Both -ant and -ent, as suffixes in English, are used to refer to personal agents. All of these etymologies will derive from the Oxford English Dictionary:
regent (from Latin present participle regent-, regens, from verb regere)
claimant (from French derived verb claim + -ant added to signal personal agency, similar to "defendant" or "appellant")
appellant (from French present participle appellant, from verb appeller)
defendant (from French present participle defendant, from verb defendre)
One would be tempted to conclude that -ant forms always correspond to French derivations and -ent forms always correspond to Latin derivations. However, words that have both possibilities make a decision between them:
assistant (From French present participle assistant, from verb assister, but also Latin assistent-, assistens, from verb assistere)
confidant (from French noun confident and overlapping with English adjective/noun confident, and also Latin present participle confident-, confidens, from verb confidere; was confident, but the personal noun form switched to confidant in the 18th century)
Cedent/cedant has both possibilities. It could derive from the Latin present participle form cedent-, cedens, from the verb cedere, to withdraw or give up. It could also derive from the French present participle form cédant, from the verb céder. This could depend on whether cedent comes from Roman or French legal jargon. However, determining that would provide no firm answer. No matter what etymological argument can be used for its spelling, later usage could switch the -ent to an -ant (as happened to the noun confident -> confidant). So etymology is not reliable here.

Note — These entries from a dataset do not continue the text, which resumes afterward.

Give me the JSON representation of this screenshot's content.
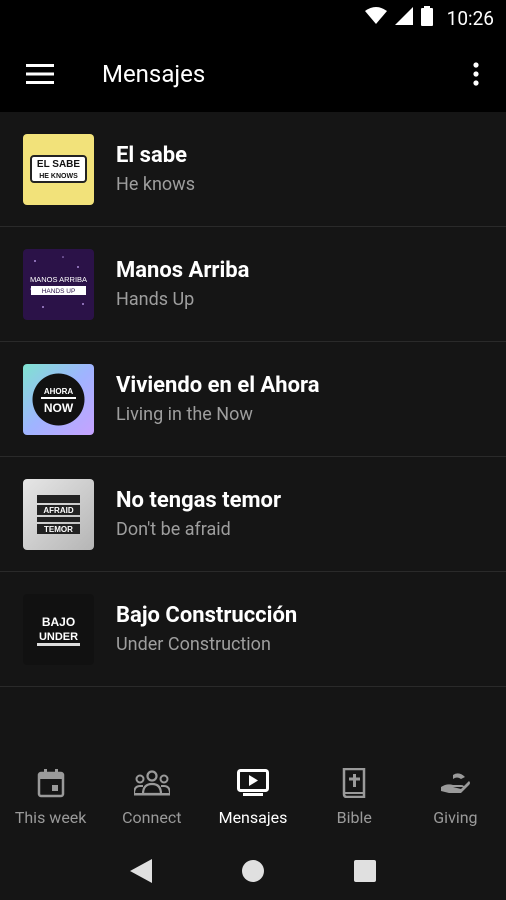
{
  "status_bar": {
    "time": "10:26"
  },
  "app_bar": {
    "title": "Mensajes"
  },
  "messages": [
    {
      "title": "El sabe",
      "subtitle": "He knows",
      "thumb_line1": "EL SABE",
      "thumb_line2": "HE KNOWS",
      "thumb_bg": "#f2e27a"
    },
    {
      "title": "Manos Arriba",
      "subtitle": "Hands Up",
      "thumb_line1": "MANOS ARRIBA",
      "thumb_line2": "HANDS UP",
      "thumb_bg": "#2b1248"
    },
    {
      "title": "Viviendo en el Ahora",
      "subtitle": "Living in the Now",
      "thumb_line1": "AHORA",
      "thumb_line2": "NOW",
      "thumb_bg": "#8fd3f4"
    },
    {
      "title": "No tengas temor",
      "subtitle": "Don't be afraid",
      "thumb_line1": "AFRAID",
      "thumb_line2": "TEMOR",
      "thumb_bg": "#cfcfcf"
    },
    {
      "title": "Bajo Construcción",
      "subtitle": "Under Construction",
      "thumb_line1": "BAJO",
      "thumb_line2": "UNDER",
      "thumb_bg": "#111111"
    }
  ],
  "bottom_nav": [
    {
      "label": "This week",
      "icon": "calendar-icon",
      "active": false
    },
    {
      "label": "Connect",
      "icon": "people-icon",
      "active": false
    },
    {
      "label": "Mensajes",
      "icon": "play-video-icon",
      "active": true
    },
    {
      "label": "Bible",
      "icon": "bible-icon",
      "active": false
    },
    {
      "label": "Giving",
      "icon": "giving-hand-icon",
      "active": false
    }
  ],
  "colors": {
    "background": "#151515",
    "bar": "#000000",
    "subtitle": "#9e9e9e",
    "inactive_nav": "#9a9a9a"
  }
}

In modern use individual organizations make a decision about which spelling to favor.
To better determine spelling, I used three modern corpuses of English speech and writing: the Corpus of Contemporary American English, the British National Corpus, and the Corpus of US Supreme Court Opinions. These tools would give me an intersection of Englishes in both media and official contexts. (I had a hunch that cedent/cedant might differ based on discourse community.)
- COCA: no hits for either word. (One proper noun hit seemed incidental.)
- British National Corpus: no hits for either word.
- Corpus of US Supreme Court Opinions: no hits for either word.
These results indicate that these terms aren't used much in their respective contexts.
So I added in the largest BYU corpus, the iWeb Corpus, to see if I could find results. I did: 101 for cedent, and 65 for cedant. Focusing further on individual subdomains:
The actuarial forum at acted.co.uk had users using both cedent and cedant. In at least one case the same poster used both spellings.
Domains conning.com, asianlii.org, stikeman.com, lloyds.com, and qbe.com have multiple results attesting the cedant spelling. They appear to be a mix of private firms and legal resource pages.
Domains hoganlovells.com, austlii.edu.au, crowell.com, and irmi.com have multiple results attesting the cedent spelling. Again, they appear to be a mix of private firms and legal resource pages.
A final point of interest: Eugene Wollan, JD, in a Reinsurance Interest Group newsletter article titled "Cedent or Cedant: Which Is Proper?" deliberately avoids answering the question:
My online dictionary defines cedent (or cedant, take your choice; as far as I’m concerned, it makes no difference) as a party who passes a financial obligation to an insurer or a reinsurer.
Unless the regulations in your community or organization clearly prefer a specific spelling, it looks like you have a choice.